Yet few public officials have spoken openly about how much this nuclear modernization effort will cost or exactly how much of it is necessary for national defense. Experts have studied the modernization plans in place and have estimated that it will cost $1 trillion but there has been no official estimate from the DOE, the Defense Department, or the Office of Management and Budget.
The $1 trillion estimate is likely too low: DOE is notorious for its cost overruns and delays, two problems that will greatly increase the final cost.
Consolidating the Nuclear Weapons Complex
Governor Perry has previously stated that he supports reducing excess government, even recommending doing away with DOE altogether. Does he think the nuclear weapons complex appropriately sized? What does he think about the numerous recommendations to consolidate the nuclear weapons complex, and what will he do about them?
The NNSA manages nine sites across the country, many of them storing or facilitating the handling of weapons grade nuclear material. And some of these sites have terrifying security vulnerabilities, as demonstrated when, in 2012, three nuclear protestors—including an 82-year-old nun—broke into the Y-12 complex where the nation’s stockpile of highly enriched uranium is stored.

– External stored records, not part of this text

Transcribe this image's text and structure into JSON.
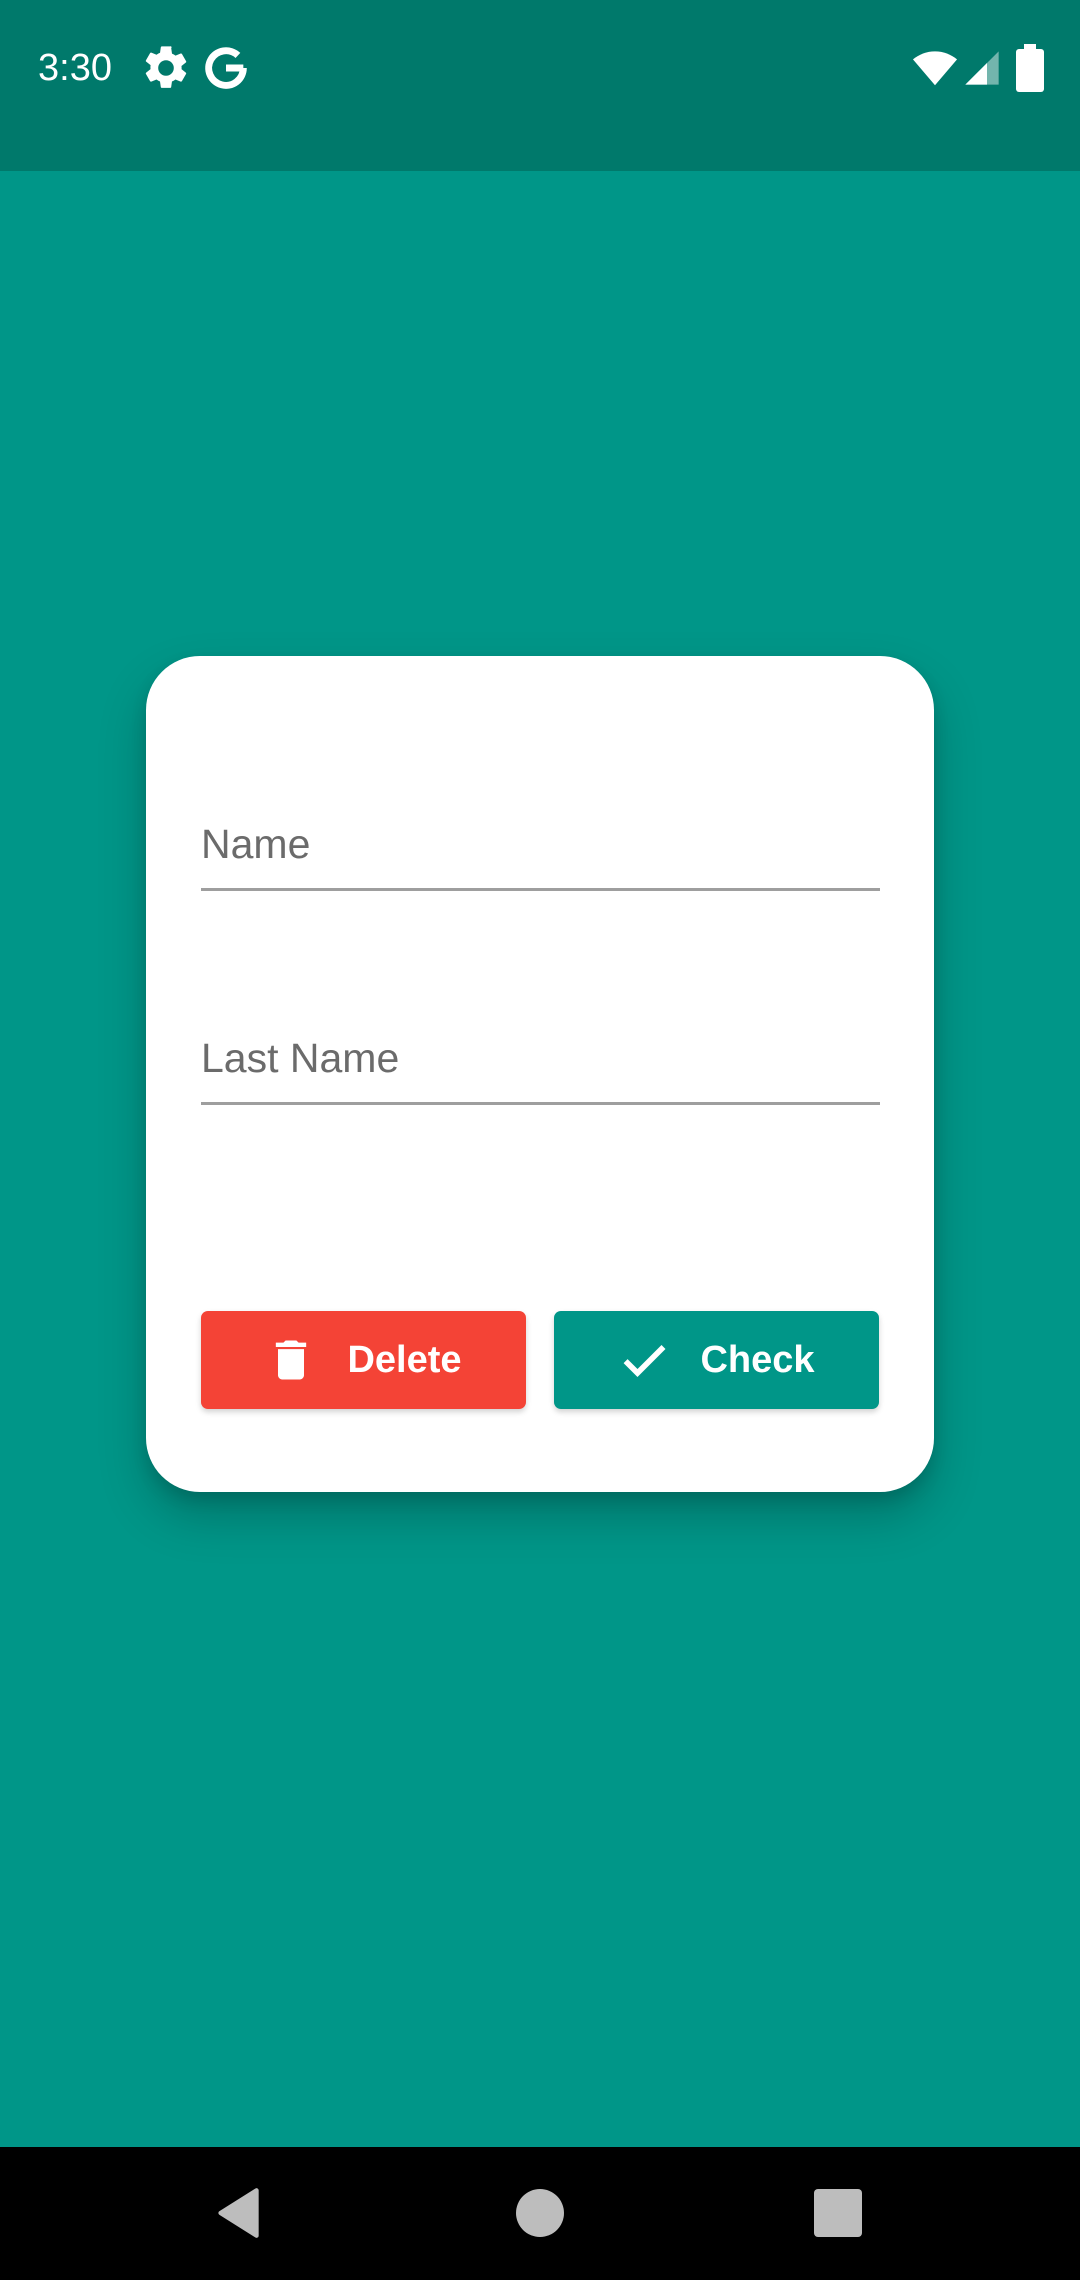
{
  "status_bar": {
    "time": "3:30",
    "icons": [
      "gear-icon",
      "google-g-icon",
      "wifi-icon",
      "cell-signal-icon",
      "battery-icon"
    ]
  },
  "form": {
    "name_label": "Name",
    "name_value": "",
    "last_name_label": "Last Name",
    "last_name_value": "",
    "delete_label": "Delete",
    "check_label": "Check"
  },
  "nav_bar": {
    "icons": [
      "back-icon",
      "home-icon",
      "recents-icon"
    ]
  },
  "colors": {
    "background": "#009688",
    "status_bar": "#00796B",
    "delete_button": "#F44336",
    "check_button": "#009688",
    "card": "#FFFFFF"
  }
}
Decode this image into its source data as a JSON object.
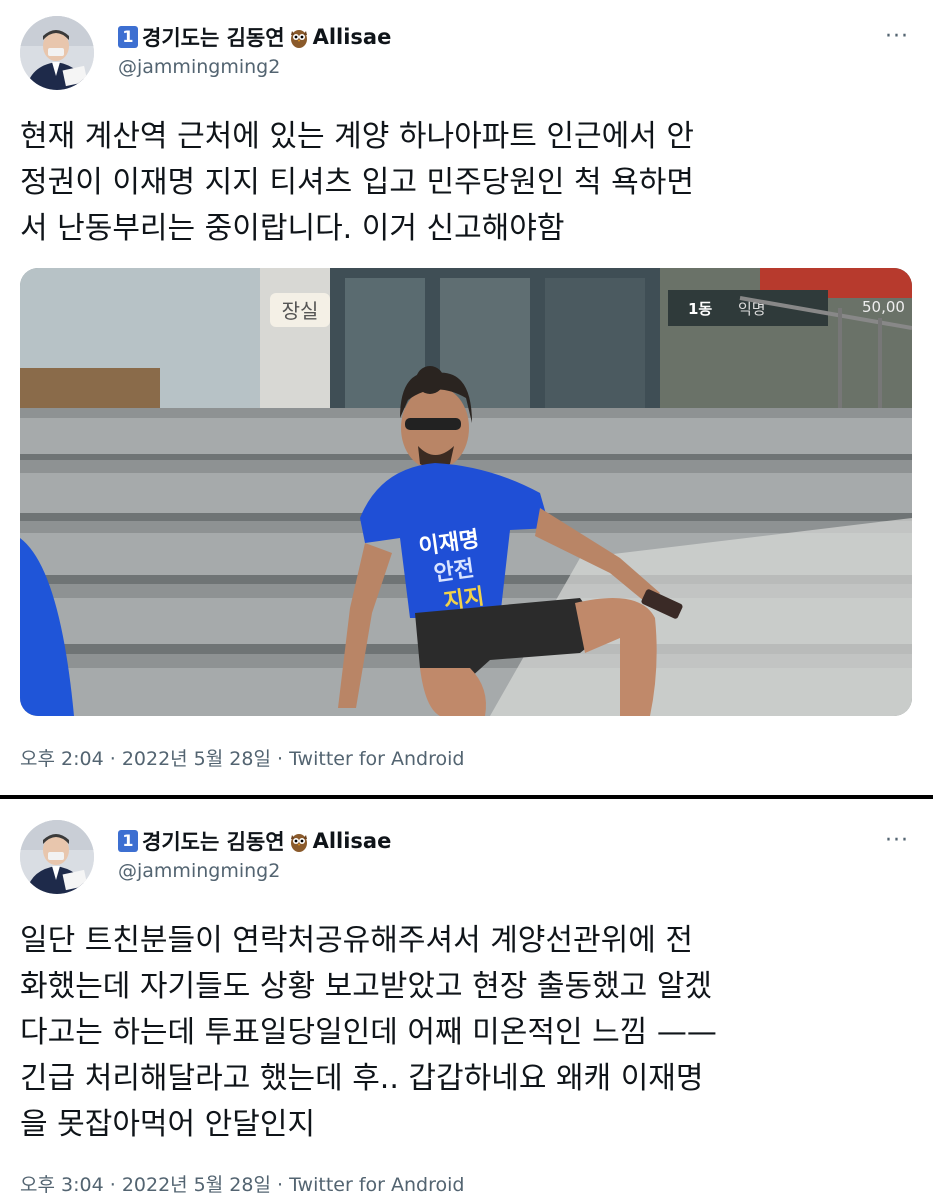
{
  "tweets": [
    {
      "user": {
        "rank_badge": "1",
        "display_name": "경기도는 김동연",
        "name_suffix": "Allisae",
        "handle": "@jammingming2"
      },
      "more_label": "···",
      "text": "현재 계산역 근처에 있는 계양 하나아파트 인근에서 안\n정권이 이재명 지지 티셔츠 입고 민주당원인 척 욕하면\n서 난동부리는 중이랍니다. 이거 신고해야함",
      "photo": {
        "sign_text": "장실",
        "banner_1": "1동",
        "banner_2": "익명",
        "banner_3": "50,00",
        "shirt_text": [
          "이재명",
          "안전",
          "지지"
        ]
      },
      "time": "오후 2:04",
      "date": "2022년 5월 28일",
      "separator": "·",
      "source": "Twitter for Android"
    },
    {
      "user": {
        "rank_badge": "1",
        "display_name": "경기도는 김동연",
        "name_suffix": "Allisae",
        "handle": "@jammingming2"
      },
      "more_label": "···",
      "text": "일단 트친분들이 연락처공유해주셔서 계양선관위에 전\n화했는데 자기들도 상황 보고받았고 현장 출동했고 알겠\n다고는 하는데 투표일당일인데 어째 미온적인 느낌 ——\n긴급 처리해달라고 했는데 후.. 갑갑하네요 왜캐 이재명\n을 못잡아먹어 안달인지",
      "time": "오후 3:04",
      "date": "2022년 5월 28일",
      "separator": "·",
      "source": "Twitter for Android"
    }
  ],
  "colors": {
    "text": "#0f1419",
    "secondary": "#536471",
    "badge": "#3d6fd1",
    "shirt": "#1f4fd6",
    "separator": "#000000"
  },
  "icons": [
    "owl-icon",
    "more-icon"
  ]
}
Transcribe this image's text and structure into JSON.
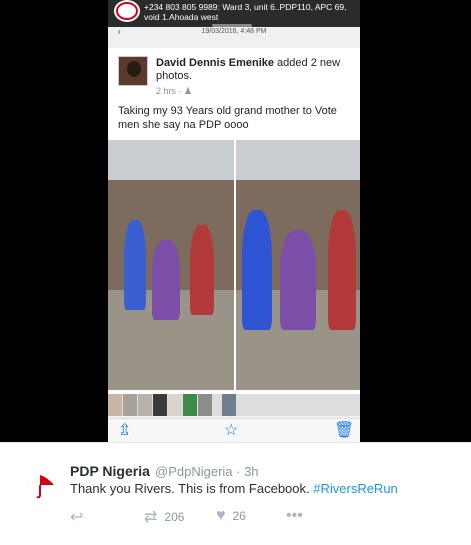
{
  "notification": {
    "line1": "+234 803 805 9989: Ward 3, unit 6..PDP110, APC 69,",
    "line2": "void 1.Ahoada west"
  },
  "post": {
    "date": "19/03/2016, 4:48 PM",
    "author": "David Dennis Emenike",
    "action": " added 2 new photos.",
    "time": "2 hrs",
    "caption": "Taking my 93 Years old grand mother to Vote men she say na PDP oooo"
  },
  "tweet": {
    "name": "PDP Nigeria",
    "handle": "@PdpNigeria · 3h",
    "text": "Thank you Rivers. This is from Facebook. ",
    "hashtag": "#RiversReRun",
    "retweet_count": "206",
    "like_count": "26",
    "more": "•••"
  },
  "icons": {
    "reply": "reply-icon",
    "retweet": "retweet-icon",
    "like": "heart-icon",
    "more": "more-icon",
    "share": "share-icon",
    "star": "star-icon",
    "trash": "trash-icon"
  },
  "colors": {
    "link": "#1b95e0",
    "pdp_red": "#d4001a",
    "pdp_green": "#008a3e"
  }
}
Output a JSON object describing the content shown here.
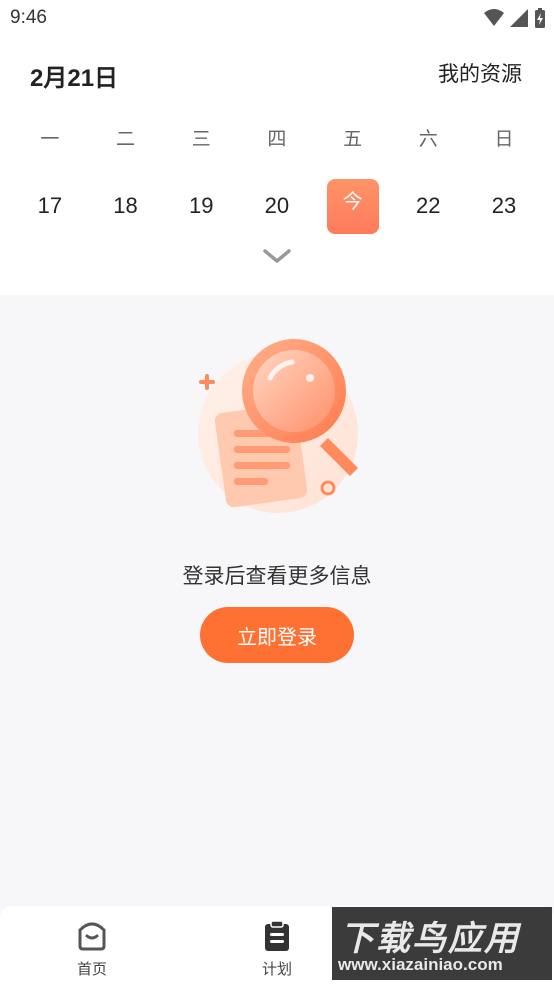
{
  "status_bar": {
    "time": "9:46"
  },
  "header": {
    "date_title": "2月21日",
    "resource_link": "我的资源"
  },
  "calendar": {
    "weekdays": [
      "一",
      "二",
      "三",
      "四",
      "五",
      "六",
      "日"
    ],
    "dates": [
      "17",
      "18",
      "19",
      "20",
      "今",
      "22",
      "23"
    ],
    "today_index": 4,
    "accent_color": "#ff7a5c"
  },
  "empty_state": {
    "message": "登录后查看更多信息",
    "login_button": "立即登录"
  },
  "bottom_nav": {
    "items": [
      {
        "label": "首页",
        "icon": "home-icon"
      },
      {
        "label": "计划",
        "icon": "clipboard-icon"
      }
    ]
  },
  "watermark": {
    "title": "下载鸟应用",
    "url": "www.xiazainiao.com"
  }
}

Unfortunately, even these less-than-airtight facilities are not the constant homes of the nuclear weapons and material. For instance, when a nuclear weapon is dismantled at the Pantex Plant in Texas, the uranium portion of the bomb is then transported to Y-12 in Tennessee for further processing. That means these nuclear materials are transported over 1,000 miles on public highways.
The DOE Inspector General, as well as several independent reviews by DOE advisory boards dating back to 1995, have recommended consolidating the nuclear weapons complex. In 2011, a Defense Department memo harshly criticized DOE’s reluctance to downsize its nuclear complex by highlighting the fact that DOE labs are incredibly expensive, noting that DOE has maintained its oversized Cold War infrastructure while the Defense Department closed 21 laboratories between 1988 and 2005, and quoting former White House officials stating DOE’s complex is “bigger and more expensive than it should be.”
When bomb-grade nuclear material was removed from the Lawrence Livermore Laboratory in 2012, NNSA estimated that doing so saved taxpayers approximately $40 million per year.
As we prepare to hand the reins of the Energy Department to Governor Perry, it is absolutely vital that we remember this includes the entire nuclear weapons complex. With the safety of our nuclear weapons stockpile and billions of taxpayer dollars a year at stake, the public deserves to know how he will handle nuclear weapons.